Although Supervisor Logsdon recently reported that in his conversations with legislators, they stated that currently there are no statewide plans to address the issue of frac sand mining. In releasing his frac sand mining effects study, Dr. David Osterberg, of the Iowa Policy Project, noted, “Iowa lawmakers have a history of pre-empting local government from regulating in some areas.” When in the future the legislature passes a state law allowing frac sand extraction, it will exempt your say and hold all authority regarding what happens in our county.
However, the elephant in the room regarding subjugation of local control is the opportunity for large profits. Last week, the Wall Street Journal proclaimed frac sand as “the new gold”. When the price is right, corporations will be diligent in assuring the successes of their business plans. Their business plan, which is to extract the county’s scenery to secure robust profits, has no regard for the consequences to our county and our quality of life. Their lawyers will convince the courts that any buffers or other zoning encumbrances are barriers to their claimed constitutional right under the commerce clause.
Regulating frac sand extraction will not keep the county from being sued, and lawsuits brought are simply the “cost of doing business”, a mere tax deduction for the corporation. When a corporation wants the sand, they have the experience to successfully legally defend their ‘right’ to engage in the commerce of sand extraction in order to secure maximum profits.
The ordinance we present is designed to intentionally provoke controlled confrontations, forcing any corporation’s legal challenge to argue something different than the usual industry strategy. The ordinance will force corporate challengers into becoming the aggressor, needing to argue that their legal standing is dominate over the peoples’ rights to self-government and local control.
What we present today is your alternative to use. It is a Community Bill of Rights ordinance. We have researched and developed it with the assistance of the Community Environmental Legal Defense Fund (CELDF). It is based upon what they have successfully used to help over 160 other communities to reclaim their local decision making rights.
I will read the short preamble section of the document and then briefly introduce the various different sections of the ordinance. Several sections are written in precise legal language so we anticipate repeated review of the document will be needed.
See the complete text of the ordinance
After today’s ordinance introduction to you we will begin our petition drive. What we envision in this process is to return to this meeting on March 17th to take your response to what we’ve presented as well as questions on the Community Bill of Rights ordinance. At that time we will also provide you with a report on the petition signatures gathered in our efforts to support your important work.
This Community Bill of Rights Ordinance honors the proud heritage of our country and clearly states our community’s right to self-government.
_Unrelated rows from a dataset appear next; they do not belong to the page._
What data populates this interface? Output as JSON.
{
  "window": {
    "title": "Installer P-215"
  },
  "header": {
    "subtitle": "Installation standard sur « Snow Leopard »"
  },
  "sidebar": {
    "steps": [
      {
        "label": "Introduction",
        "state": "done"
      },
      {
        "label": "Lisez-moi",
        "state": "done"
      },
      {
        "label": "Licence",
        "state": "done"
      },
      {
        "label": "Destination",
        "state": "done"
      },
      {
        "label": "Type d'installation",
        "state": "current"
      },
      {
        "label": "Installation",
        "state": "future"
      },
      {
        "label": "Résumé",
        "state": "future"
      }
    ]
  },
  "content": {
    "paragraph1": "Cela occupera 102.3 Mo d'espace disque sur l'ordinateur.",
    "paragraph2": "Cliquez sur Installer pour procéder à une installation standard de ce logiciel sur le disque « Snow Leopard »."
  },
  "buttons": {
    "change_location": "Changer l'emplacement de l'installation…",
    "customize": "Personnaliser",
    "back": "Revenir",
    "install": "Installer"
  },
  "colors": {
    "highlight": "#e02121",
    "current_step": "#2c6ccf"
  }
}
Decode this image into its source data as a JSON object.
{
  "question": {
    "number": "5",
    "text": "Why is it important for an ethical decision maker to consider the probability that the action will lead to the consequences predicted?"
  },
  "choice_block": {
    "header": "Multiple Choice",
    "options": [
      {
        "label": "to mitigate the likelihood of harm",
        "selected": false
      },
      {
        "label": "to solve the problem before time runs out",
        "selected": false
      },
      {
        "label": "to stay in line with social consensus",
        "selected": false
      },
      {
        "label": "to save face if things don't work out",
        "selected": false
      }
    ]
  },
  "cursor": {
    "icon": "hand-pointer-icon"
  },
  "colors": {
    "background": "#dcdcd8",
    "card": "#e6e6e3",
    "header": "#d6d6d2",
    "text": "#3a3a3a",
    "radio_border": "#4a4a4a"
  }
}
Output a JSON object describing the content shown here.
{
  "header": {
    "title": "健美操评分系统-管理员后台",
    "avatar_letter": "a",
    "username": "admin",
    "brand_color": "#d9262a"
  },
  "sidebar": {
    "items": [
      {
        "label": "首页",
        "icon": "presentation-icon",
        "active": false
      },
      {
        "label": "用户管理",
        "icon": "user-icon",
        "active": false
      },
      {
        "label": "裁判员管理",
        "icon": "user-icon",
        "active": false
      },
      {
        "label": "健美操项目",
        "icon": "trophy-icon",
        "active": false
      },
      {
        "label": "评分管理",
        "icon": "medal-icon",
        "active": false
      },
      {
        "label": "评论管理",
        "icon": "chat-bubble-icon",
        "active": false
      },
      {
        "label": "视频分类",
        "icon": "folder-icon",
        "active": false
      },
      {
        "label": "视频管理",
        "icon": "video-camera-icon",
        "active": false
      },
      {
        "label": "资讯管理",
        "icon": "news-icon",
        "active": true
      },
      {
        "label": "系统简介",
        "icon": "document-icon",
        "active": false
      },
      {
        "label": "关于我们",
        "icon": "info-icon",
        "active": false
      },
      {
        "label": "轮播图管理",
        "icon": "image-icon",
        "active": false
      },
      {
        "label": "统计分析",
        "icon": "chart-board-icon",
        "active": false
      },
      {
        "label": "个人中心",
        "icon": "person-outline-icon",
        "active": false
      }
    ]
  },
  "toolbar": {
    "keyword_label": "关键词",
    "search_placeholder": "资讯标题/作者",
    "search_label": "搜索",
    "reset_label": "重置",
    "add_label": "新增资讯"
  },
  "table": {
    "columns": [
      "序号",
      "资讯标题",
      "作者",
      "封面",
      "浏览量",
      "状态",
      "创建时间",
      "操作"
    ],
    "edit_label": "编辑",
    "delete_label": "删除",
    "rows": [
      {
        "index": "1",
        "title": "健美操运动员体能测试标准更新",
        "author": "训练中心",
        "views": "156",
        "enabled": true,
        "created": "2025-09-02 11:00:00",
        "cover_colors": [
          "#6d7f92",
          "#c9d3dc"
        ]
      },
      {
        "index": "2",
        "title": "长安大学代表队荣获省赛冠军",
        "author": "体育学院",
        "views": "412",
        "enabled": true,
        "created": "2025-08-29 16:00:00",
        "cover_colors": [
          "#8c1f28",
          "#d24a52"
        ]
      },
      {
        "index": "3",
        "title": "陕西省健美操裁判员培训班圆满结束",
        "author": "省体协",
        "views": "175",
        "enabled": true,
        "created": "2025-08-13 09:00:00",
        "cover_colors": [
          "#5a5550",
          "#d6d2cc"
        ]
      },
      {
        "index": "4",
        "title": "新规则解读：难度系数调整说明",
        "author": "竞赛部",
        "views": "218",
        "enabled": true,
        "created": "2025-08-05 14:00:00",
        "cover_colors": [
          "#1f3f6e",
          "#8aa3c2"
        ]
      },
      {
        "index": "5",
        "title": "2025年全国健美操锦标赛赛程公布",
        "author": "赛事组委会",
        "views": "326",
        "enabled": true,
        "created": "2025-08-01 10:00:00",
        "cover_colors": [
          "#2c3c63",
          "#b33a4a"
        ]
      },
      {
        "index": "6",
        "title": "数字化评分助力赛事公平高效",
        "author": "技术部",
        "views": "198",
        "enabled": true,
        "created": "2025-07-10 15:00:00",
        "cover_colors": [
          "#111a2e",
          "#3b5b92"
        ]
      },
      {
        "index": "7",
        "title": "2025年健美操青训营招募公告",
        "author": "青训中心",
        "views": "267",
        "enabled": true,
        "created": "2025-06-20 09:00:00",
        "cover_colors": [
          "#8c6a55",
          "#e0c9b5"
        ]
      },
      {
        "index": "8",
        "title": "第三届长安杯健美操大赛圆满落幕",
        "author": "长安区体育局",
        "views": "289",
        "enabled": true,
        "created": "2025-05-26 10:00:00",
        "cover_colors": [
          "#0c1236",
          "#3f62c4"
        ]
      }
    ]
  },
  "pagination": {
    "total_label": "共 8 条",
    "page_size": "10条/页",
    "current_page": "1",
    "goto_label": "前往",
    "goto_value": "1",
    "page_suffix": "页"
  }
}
We are giving you this ordinance with the knowledge that when you adopt it you will have an instrument to stop frac sand extraction.
We ask you adopt this ordinance so you can support what the people of the county want, NO Frac sand mining.
We ask that you adopt this ordinance so that you may exercise your authority to set the course of our county to a sustainable future.
We have expectation in the near future of your adopting the ordinance and starting the public readings.
We desire that you will further honor the sanctity of the American Democracy and the way of self-government by having this Community Bill of Rights ordinance adopted before Independence Day, July 4, 2014.